Items from a data source
════════════════════

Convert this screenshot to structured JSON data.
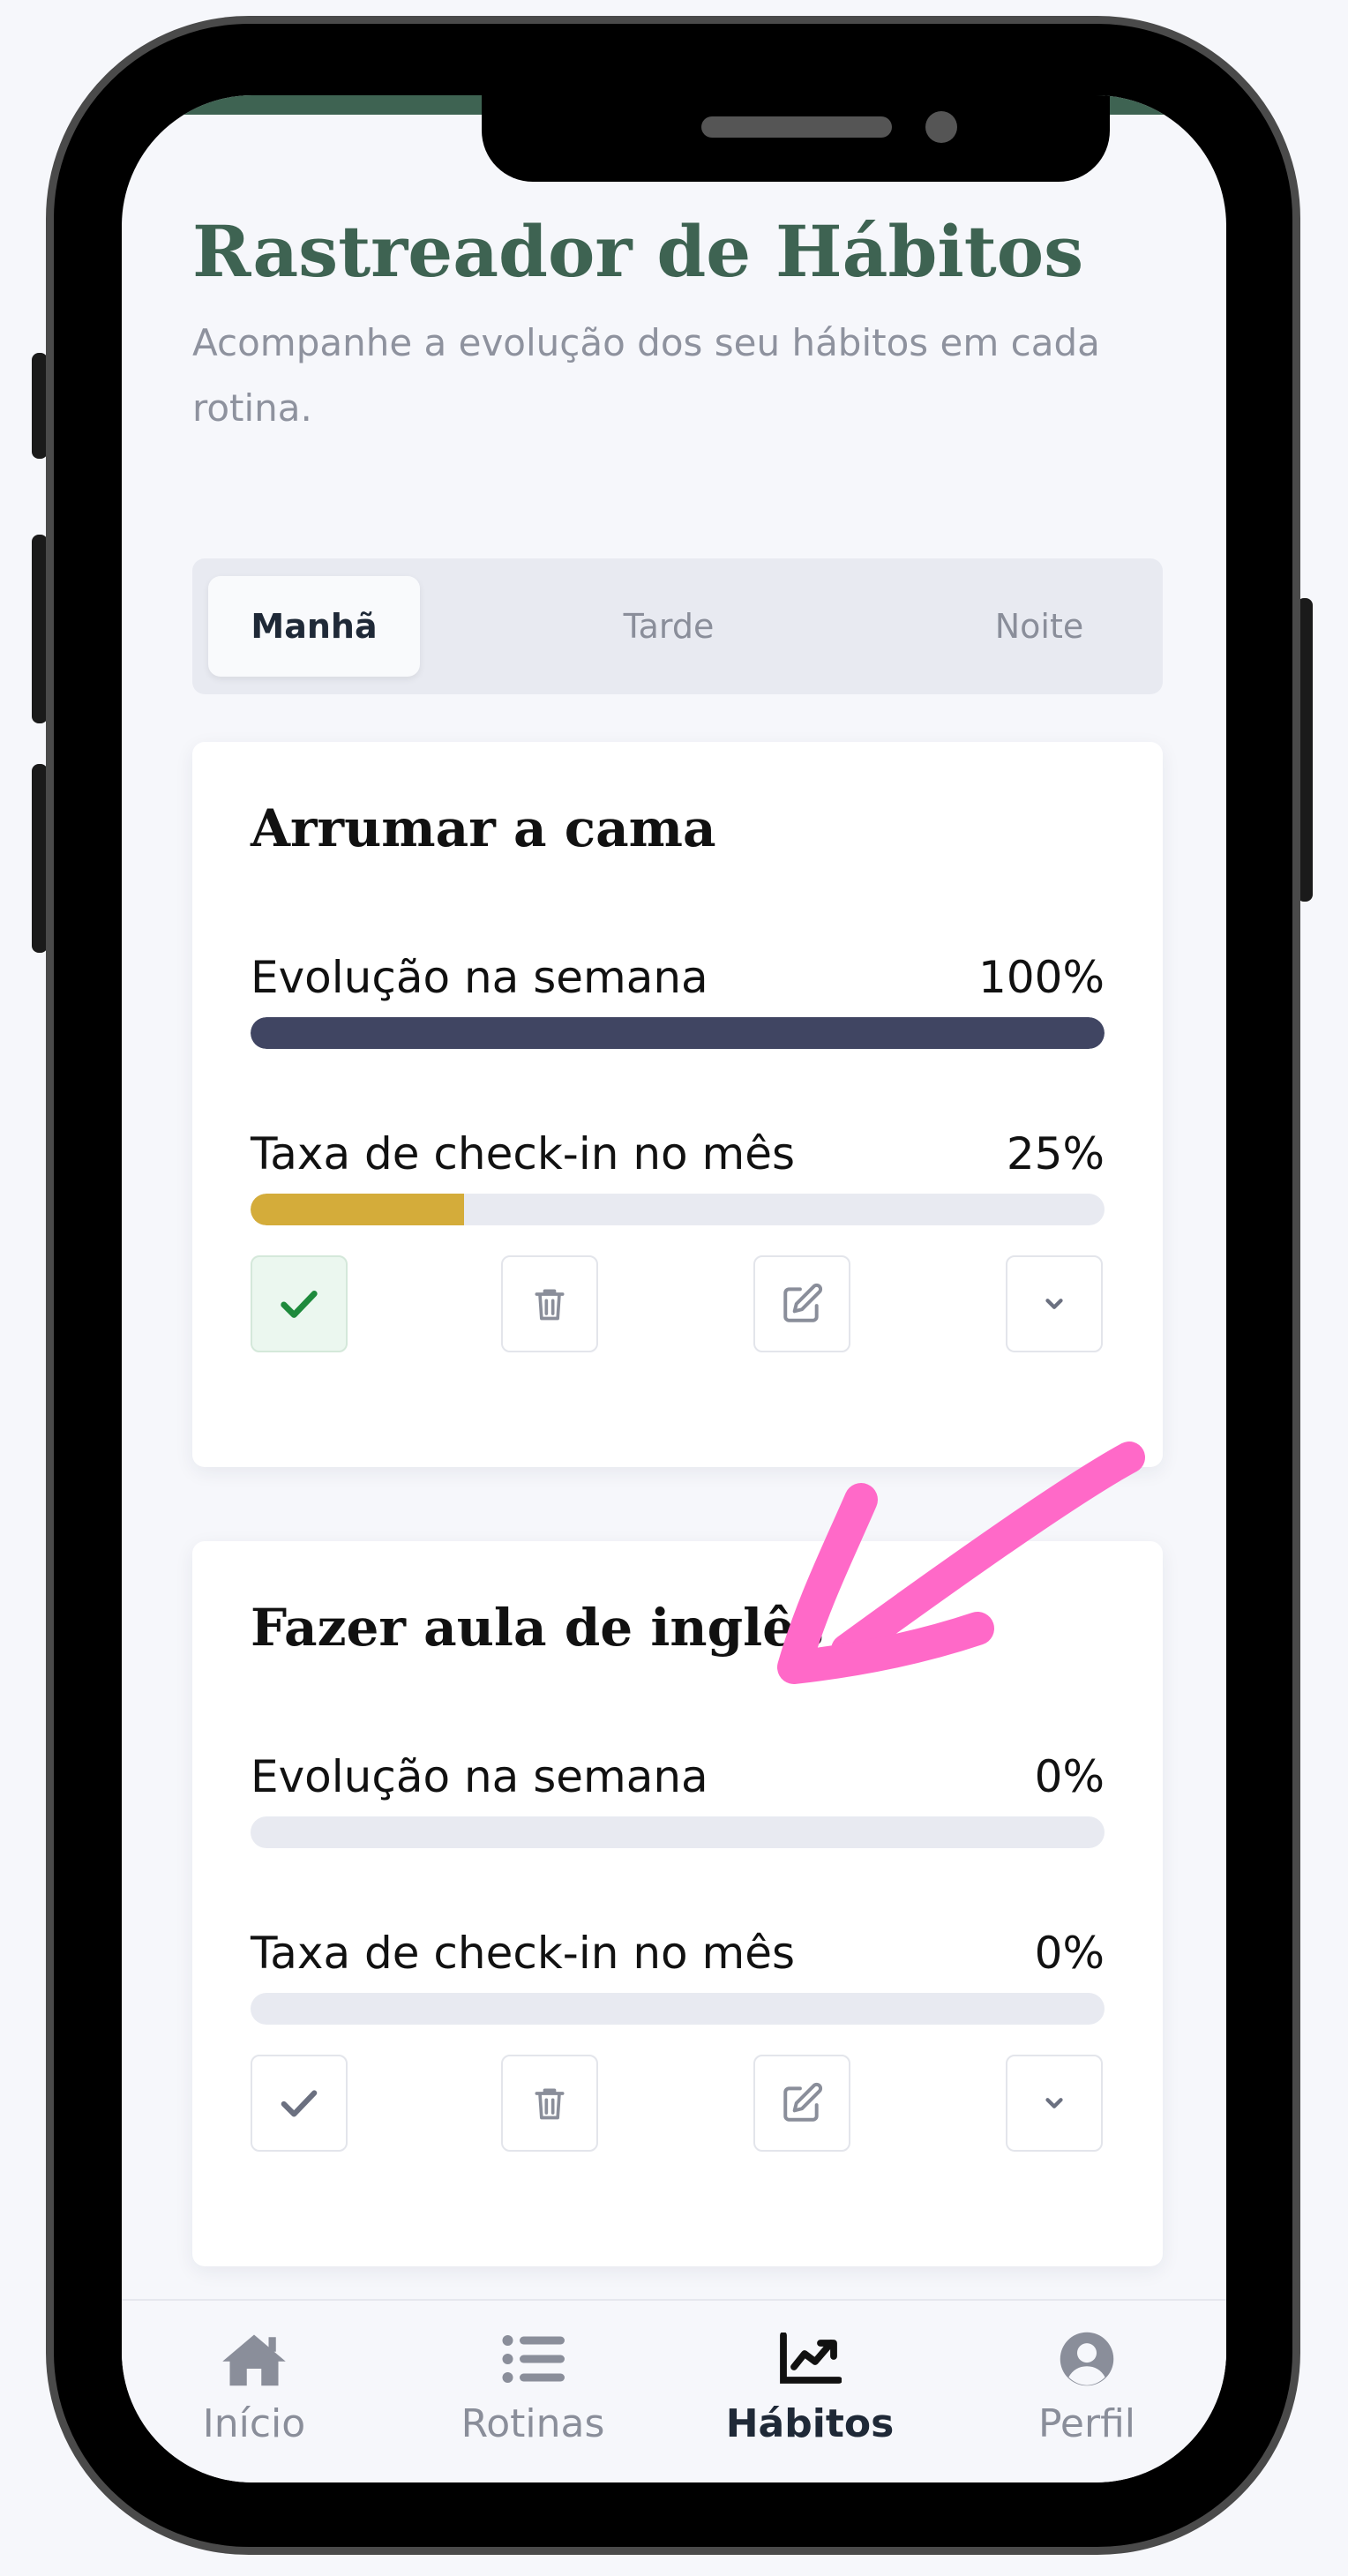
{
  "header": {
    "title": "Rastreador de Hábitos",
    "subtitle": "Acompanhe a evolução dos seu hábitos em cada rotina."
  },
  "tabs": [
    {
      "label": "Manhã",
      "active": true
    },
    {
      "label": "Tarde",
      "active": false
    },
    {
      "label": "Noite",
      "active": false
    }
  ],
  "habits": [
    {
      "title": "Arrumar a cama",
      "weekly_label": "Evolução na semana",
      "weekly_value": "100%",
      "weekly_progress": 100,
      "monthly_label": "Taxa de check-in no mês",
      "monthly_value": "25%",
      "monthly_progress": 25,
      "checked_in": true,
      "actions": [
        "check-icon",
        "trash-icon",
        "edit-icon",
        "chevron-down-icon"
      ]
    },
    {
      "title": "Fazer aula de inglês",
      "weekly_label": "Evolução na semana",
      "weekly_value": "0%",
      "weekly_progress": 0,
      "monthly_label": "Taxa de check-in no mês",
      "monthly_value": "0%",
      "monthly_progress": 0,
      "checked_in": false,
      "actions": [
        "check-icon",
        "trash-icon",
        "edit-icon",
        "chevron-down-icon"
      ]
    }
  ],
  "bottom_nav": [
    {
      "label": "Início",
      "icon": "home-icon",
      "active": false
    },
    {
      "label": "Rotinas",
      "icon": "list-icon",
      "active": false
    },
    {
      "label": "Hábitos",
      "icon": "chart-line-icon",
      "active": true
    },
    {
      "label": "Perfil",
      "icon": "user-circle-icon",
      "active": false
    }
  ],
  "colors": {
    "brand_green": "#3e6352",
    "weekly_bar": "#404562",
    "monthly_bar": "#d4ac3a",
    "check_green": "#1e8a3c",
    "annotation_pink": "#ff69c8"
  }
}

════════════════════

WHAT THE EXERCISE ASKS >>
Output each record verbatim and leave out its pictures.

EXERCISE RESULT >>
Convert this screenshot to structured JSON data.
{
  "header": {
    "title": "Rastreador de Hábitos",
    "subtitle": "Acompanhe a evolução dos seu hábitos em cada rotina."
  },
  "tabs": [
    {
      "label": "Manhã",
      "active": true
    },
    {
      "label": "Tarde",
      "active": false
    },
    {
      "label": "Noite",
      "active": false
    }
  ],
  "habits": [
    {
      "title": "Arrumar a cama",
      "weekly_label": "Evolução na semana",
      "weekly_value": "100%",
      "weekly_progress": 100,
      "monthly_label": "Taxa de check-in no mês",
      "monthly_value": "25%",
      "monthly_progress": 25,
      "checked_in": true,
      "actions": [
        "check-icon",
        "trash-icon",
        "edit-icon",
        "chevron-down-icon"
      ]
    },
    {
      "title": "Fazer aula de inglês",
      "weekly_label": "Evolução na semana",
      "weekly_value": "0%",
      "weekly_progress": 0,
      "monthly_label": "Taxa de check-in no mês",
      "monthly_value": "0%",
      "monthly_progress": 0,
      "checked_in": false,
      "actions": [
        "check-icon",
        "trash-icon",
        "edit-icon",
        "chevron-down-icon"
      ]
    }
  ],
  "bottom_nav": [
    {
      "label": "Início",
      "icon": "home-icon",
      "active": false
    },
    {
      "label": "Rotinas",
      "icon": "list-icon",
      "active": false
    },
    {
      "label": "Hábitos",
      "icon": "chart-line-icon",
      "active": true
    },
    {
      "label": "Perfil",
      "icon": "user-circle-icon",
      "active": false
    }
  ],
  "colors": {
    "brand_green": "#3e6352",
    "weekly_bar": "#404562",
    "monthly_bar": "#d4ac3a",
    "check_green": "#1e8a3c",
    "annotation_pink": "#ff69c8"
  }
}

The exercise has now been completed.